## Action item
Copy each line containing the word "mode" from the records that follow, please.

Start of Block

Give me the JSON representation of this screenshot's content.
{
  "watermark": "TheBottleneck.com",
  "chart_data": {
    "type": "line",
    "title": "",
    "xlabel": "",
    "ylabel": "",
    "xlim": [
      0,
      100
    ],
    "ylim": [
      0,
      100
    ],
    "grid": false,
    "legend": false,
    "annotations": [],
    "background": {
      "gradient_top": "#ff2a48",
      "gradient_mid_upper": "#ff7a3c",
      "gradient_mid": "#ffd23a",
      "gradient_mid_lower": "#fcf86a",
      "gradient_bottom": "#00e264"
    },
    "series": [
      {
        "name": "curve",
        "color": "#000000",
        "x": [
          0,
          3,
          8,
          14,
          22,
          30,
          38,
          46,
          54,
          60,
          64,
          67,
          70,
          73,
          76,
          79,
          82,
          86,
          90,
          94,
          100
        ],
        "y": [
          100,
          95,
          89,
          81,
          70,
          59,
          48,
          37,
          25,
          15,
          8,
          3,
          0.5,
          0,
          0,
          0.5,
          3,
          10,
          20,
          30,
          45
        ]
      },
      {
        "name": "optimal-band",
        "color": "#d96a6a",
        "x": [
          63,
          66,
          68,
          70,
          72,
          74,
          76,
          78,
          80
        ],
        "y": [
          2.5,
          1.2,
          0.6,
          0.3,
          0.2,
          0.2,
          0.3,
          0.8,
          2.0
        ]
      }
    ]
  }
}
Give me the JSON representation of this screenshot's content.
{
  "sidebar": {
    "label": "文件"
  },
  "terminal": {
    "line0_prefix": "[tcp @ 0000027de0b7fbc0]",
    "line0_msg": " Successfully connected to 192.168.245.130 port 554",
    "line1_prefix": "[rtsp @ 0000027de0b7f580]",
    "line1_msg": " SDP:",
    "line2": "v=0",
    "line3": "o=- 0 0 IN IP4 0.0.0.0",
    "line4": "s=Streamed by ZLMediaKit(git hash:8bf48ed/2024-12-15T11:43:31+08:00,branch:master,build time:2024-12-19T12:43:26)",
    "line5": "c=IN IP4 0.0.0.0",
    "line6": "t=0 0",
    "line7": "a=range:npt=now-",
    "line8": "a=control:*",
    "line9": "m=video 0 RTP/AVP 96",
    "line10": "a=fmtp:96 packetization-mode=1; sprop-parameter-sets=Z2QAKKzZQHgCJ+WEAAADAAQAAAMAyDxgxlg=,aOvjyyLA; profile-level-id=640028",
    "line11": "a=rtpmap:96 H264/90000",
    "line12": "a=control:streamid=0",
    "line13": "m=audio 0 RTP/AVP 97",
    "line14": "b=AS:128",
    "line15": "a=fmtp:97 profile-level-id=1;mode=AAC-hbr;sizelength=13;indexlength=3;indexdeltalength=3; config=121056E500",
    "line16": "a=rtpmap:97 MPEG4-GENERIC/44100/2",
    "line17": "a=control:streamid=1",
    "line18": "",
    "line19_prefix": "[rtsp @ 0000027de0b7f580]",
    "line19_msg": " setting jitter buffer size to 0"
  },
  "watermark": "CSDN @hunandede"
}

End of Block

## Answer for the task
    "line10": "a=fmtp:96 packetization-mode=1; sprop-parameter-sets=Z2QAKKzZQHgCJ+WEAAADAAQAAAMAyDxgxlg=,aOvjyyLA; profile-level-id=640028",
    "line15": "a=fmtp:97 profile-level-id=1;mode=AAC-hbr;sizelength=13;indexlength=3;indexdeltalength=3; config=121056E500",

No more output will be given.